Primitive man engaged in extremely simple sports, such as running and watching your wife die of the flu. In contemporary society, sport has become much more refined, and often involves complicated etiquette. In order to avoid embarrassment, the Gentleman should familiarize himself with the most popular sporting activities.

Conventional sports

Baseball is considered the national pastime, probably because you can be 85 pounds overweight and still play it at a professional level. The increasing number of Latin Americans in Major League Baseball also makes it satisfyingly American, and provides ample opportunity for the other national pastime, racism.

Football is arguably even more quintessentially American than baseball, since only a small number of people are permitted to play it for reasons of genealogy and you pretty much have to go to college.
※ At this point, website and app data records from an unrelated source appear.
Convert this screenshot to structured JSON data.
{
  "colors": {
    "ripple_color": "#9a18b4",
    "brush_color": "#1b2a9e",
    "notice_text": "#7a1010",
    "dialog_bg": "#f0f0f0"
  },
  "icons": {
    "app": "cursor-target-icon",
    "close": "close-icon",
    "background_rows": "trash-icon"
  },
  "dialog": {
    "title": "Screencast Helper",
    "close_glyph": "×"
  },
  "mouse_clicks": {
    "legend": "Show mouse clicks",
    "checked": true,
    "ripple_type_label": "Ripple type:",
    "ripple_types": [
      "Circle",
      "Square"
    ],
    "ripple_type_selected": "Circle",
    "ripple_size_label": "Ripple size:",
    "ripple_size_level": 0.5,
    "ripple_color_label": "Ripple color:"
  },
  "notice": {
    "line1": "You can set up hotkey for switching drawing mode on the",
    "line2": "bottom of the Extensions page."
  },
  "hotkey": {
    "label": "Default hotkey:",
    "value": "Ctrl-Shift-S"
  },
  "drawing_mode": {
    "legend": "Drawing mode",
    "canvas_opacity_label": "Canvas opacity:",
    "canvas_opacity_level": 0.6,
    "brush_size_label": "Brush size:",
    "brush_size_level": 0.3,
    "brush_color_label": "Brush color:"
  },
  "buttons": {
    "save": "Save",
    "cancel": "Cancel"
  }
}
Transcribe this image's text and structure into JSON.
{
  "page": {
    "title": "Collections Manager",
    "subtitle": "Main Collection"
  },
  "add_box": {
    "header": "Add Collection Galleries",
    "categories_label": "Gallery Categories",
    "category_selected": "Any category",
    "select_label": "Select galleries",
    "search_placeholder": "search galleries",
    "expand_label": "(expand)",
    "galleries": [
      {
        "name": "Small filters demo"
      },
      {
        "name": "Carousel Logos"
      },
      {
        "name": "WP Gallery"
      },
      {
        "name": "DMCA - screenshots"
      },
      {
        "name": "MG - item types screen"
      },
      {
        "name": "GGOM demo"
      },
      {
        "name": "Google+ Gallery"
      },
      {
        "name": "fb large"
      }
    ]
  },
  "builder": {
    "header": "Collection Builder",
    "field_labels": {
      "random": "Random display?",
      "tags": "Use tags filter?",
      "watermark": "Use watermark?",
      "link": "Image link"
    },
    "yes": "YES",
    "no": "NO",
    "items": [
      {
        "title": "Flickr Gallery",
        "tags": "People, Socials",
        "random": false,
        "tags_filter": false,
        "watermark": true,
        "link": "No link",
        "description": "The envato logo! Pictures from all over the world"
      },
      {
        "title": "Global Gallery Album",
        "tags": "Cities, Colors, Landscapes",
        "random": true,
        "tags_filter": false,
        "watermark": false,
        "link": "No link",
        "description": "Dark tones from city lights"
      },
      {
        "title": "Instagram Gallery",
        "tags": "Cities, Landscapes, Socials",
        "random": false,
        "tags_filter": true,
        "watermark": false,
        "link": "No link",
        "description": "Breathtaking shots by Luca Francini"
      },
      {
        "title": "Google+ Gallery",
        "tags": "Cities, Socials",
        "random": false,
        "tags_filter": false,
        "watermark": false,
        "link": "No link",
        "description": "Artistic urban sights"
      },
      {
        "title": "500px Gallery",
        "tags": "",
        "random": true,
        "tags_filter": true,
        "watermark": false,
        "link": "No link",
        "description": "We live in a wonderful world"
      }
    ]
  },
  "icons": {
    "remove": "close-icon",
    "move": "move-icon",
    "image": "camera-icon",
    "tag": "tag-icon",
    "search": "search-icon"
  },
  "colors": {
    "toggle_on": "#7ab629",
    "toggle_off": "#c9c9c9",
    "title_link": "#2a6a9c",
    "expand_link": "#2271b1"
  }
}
The gentleman who weighs less than 200 pounds is expected to restrict himself to touch football, which is exactly like regular football but without pads and with exposed tree roots instead of pads.

Racists who feel they have exhausted the possibilities inherent in baseball might enjoy basketball, which is the nation’s most talked-about sport among both young people and embittered hockey fans. When expressing your racism through contemporary basketball, it’s considered polite to speak in euphemism. Having “good fundamentals,” for example, means being white and the coach’s son. “High-flying,” “unorthodox,” “aggressive,” “slashing,” “athletic” or “thuggish” means being everybody else.

Hunting and Fishing
Like its close cousin, war, hunting is popular primarily among the very rich. Proper hunting involves horses, coursing hounds, bugle players, red jackets and acres of land, none of which are accessible to the ordinary American. While the Gentleman is advised to have as little contact with ordinary Americans as possible, economic realities sometimes assert themselves. Those without the means to hunt might consider taking up fishing, which is like hunting without land, guns, or physical motion. Fishing is also the only sport in which it is considered acceptable to drink beer during play, with the possible exceptions of softball and dating.

Soccer—or “football,” as it is known among people who have just returned from a semester abroad—is not a sport. You can tell because Europeans are good at it. If we’re going to call soccer a sport, we might as well say the same thing about smoking cigarettes, wearing striped turtlenecks and making a list of who’s Jewish. Rugby, by comparison, is kind of a sport, to the same degree that British people are kind of Americans.

Unconventional sports

The Gentleman who is too uncoordinated or drunk to play one of the sports listed above might consider an unconventional sport, such as driving in New York or running for President. In both cases, he will be expected to talk about regular sports once he arrives.

Talking about sports

Following a sport will always give you something to talk about with strangers. You should do it anyway, though, in case you have a job interview of something. The beauty of sports is that you don’t actually have to know anything to talk about them; just nod a lot and opine that they used to be much better in the past. A sentence like “It’s too bad Steve Sax isn’t playing for Boston this year,” gives the reassuring impression that you have been a sports fan for a long time, and forces the other person to either agree with you or argue that society is better off without him.

Dan Brooks writes about politics, consumer culture and lying at Combat!